The story is pretty similar when it comes to Rare’s infamous collectathons; again, in some ways a genre that was created on this system. Now, I have spent a chunk of time with Banjo-Kazooie, and it was enjoyable time, but more because I really had had no exposure to Rare’s lovable duo before that point (to the extent that I wasn’t even sure what type of game it was going in). That being said, by the time I has realised how high the barriers were to even getting to the ‘normal’ game ending (not even considering the real ending) I’d basically had my fill.
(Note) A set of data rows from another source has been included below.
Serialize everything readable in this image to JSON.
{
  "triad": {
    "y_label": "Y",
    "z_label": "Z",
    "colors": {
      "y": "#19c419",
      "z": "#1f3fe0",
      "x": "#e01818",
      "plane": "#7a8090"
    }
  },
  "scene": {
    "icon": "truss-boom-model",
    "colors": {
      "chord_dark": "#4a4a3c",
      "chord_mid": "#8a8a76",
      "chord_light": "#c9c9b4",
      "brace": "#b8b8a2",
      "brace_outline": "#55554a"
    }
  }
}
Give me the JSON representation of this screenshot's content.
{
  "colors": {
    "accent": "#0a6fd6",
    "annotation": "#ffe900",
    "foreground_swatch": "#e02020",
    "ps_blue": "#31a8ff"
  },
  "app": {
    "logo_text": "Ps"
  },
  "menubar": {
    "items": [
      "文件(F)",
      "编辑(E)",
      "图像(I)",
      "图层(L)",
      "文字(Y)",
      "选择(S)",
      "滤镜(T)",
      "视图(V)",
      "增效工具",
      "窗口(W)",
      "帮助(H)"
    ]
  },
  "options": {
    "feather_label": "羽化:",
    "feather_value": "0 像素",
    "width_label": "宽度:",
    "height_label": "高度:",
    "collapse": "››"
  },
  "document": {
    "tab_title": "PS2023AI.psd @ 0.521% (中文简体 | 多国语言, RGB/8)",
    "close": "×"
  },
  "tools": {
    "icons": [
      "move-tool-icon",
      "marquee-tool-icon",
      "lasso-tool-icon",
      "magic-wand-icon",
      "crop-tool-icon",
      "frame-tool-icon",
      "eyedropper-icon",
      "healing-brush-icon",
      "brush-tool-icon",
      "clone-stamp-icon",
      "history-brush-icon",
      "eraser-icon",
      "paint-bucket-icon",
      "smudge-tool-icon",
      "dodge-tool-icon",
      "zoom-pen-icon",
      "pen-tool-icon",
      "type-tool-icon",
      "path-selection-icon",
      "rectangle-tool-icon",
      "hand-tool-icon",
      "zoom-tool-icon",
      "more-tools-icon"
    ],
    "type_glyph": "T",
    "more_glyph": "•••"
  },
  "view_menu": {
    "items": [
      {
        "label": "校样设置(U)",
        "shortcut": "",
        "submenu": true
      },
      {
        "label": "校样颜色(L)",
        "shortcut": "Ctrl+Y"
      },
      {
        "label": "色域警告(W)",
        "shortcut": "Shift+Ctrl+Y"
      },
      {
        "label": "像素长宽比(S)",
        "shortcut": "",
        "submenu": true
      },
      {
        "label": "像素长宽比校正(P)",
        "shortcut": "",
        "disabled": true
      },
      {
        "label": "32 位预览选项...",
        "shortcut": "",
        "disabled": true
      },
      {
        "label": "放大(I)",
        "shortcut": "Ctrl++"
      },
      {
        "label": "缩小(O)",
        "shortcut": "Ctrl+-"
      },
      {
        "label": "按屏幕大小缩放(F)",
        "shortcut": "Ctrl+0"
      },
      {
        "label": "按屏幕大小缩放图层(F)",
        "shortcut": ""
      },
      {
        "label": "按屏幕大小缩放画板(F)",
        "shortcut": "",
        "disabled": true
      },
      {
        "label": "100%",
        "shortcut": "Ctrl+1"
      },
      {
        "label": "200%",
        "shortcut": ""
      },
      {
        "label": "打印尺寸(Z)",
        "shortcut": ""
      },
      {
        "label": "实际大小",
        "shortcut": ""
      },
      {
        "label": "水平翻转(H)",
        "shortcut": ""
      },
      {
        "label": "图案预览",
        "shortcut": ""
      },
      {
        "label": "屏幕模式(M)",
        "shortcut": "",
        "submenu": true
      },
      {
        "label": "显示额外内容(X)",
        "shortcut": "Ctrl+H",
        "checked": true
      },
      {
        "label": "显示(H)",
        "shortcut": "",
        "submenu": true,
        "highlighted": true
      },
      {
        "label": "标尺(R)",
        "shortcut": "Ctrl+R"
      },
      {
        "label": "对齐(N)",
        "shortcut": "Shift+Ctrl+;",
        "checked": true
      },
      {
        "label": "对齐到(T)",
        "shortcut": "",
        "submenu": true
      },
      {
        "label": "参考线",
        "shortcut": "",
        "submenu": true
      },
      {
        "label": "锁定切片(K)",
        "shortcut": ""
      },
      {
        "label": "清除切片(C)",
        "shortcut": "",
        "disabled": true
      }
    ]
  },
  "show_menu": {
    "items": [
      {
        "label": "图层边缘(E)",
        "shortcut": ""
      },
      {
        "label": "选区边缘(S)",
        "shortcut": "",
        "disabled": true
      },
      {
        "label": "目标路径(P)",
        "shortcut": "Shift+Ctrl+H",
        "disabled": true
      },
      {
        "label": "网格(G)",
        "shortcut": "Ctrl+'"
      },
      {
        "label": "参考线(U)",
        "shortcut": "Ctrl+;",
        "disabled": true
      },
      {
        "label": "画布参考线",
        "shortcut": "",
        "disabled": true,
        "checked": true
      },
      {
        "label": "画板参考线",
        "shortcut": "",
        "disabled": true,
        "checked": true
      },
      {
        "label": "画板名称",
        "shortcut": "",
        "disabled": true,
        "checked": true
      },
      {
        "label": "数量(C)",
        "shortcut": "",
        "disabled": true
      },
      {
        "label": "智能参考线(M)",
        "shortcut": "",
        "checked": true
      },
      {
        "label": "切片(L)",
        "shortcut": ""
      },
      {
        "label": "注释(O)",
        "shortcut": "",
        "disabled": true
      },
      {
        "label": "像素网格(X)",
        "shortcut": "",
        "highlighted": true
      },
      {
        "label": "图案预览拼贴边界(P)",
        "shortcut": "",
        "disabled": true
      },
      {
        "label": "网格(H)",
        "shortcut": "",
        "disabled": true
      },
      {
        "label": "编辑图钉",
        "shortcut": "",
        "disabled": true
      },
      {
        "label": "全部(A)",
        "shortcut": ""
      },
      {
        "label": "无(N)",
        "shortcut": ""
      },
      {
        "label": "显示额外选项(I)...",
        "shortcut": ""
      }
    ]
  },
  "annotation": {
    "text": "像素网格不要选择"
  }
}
Given that most commentators would say BK is the pinnacle of this style of play I’m not really looking to pick up any further collectathon carts to spin-up in the ol’ N64.
By this point I’ve ruled out a solid block of the N64’s back catalogue highlights, but with that unassuming black box burning a hole in my shelf I turned my attention to potential other genres that I might pick up one of those satisfyingly chunky cartridges for.
… and it wasn’t long before the dynamic duo of Perfect Dark and Goldeneye popped up on my radar-o-scope. I do have at least a passing knowledge of these games as a housemate back in my undergrad days bough his N64 from home one weekend and then for the rest of the semester insisted on split screen multiplayer. Luckily there was at least one controller configuration that I could get on with and I did become passable at these games in their multiplayer guises. However, that’s not to say that I was ever impressed with them. As a part-time PC gamer in those days I’d been introduced to solids on Quake III Arena and by comparison the antics of Jo-Hannad Hark and Piers Brosman were slow, clunky, and confusing as you had to make them run diagonally in order to get the character to haul ass anywhere. So again, I’ve kind of ruled out my interest in those.
I guess the next obvious choices might be the ‘classic’ Ninty-IP’s, but it’s tricky to think of one that hasn’t either had a superior remastered version that I’d probably punt for rather the original incarnation (LoZ: OOT) or simply a more recent edition (why would I play Mario Kart 64 when I can play Mario Kart 8 on Switch?). And yes, I know that much of this is because I just didn’t grow up playing Nintendo consoles; I don’t have the attachment to this generation of Nintendo, but I also feel as though I’m rapidly running out of possible options to expand my current, one-game, library for the latest retro addition to my household.
… so I’m appealing to you, my great reading audience, what game should I consider for N64? what is going to satisfy my hankering to make good use of the system whilst providing something that is uniquer to the platform?… answers on a postcard… then photograph the postcard… then, I don’t know, Twoot the picture at me or something.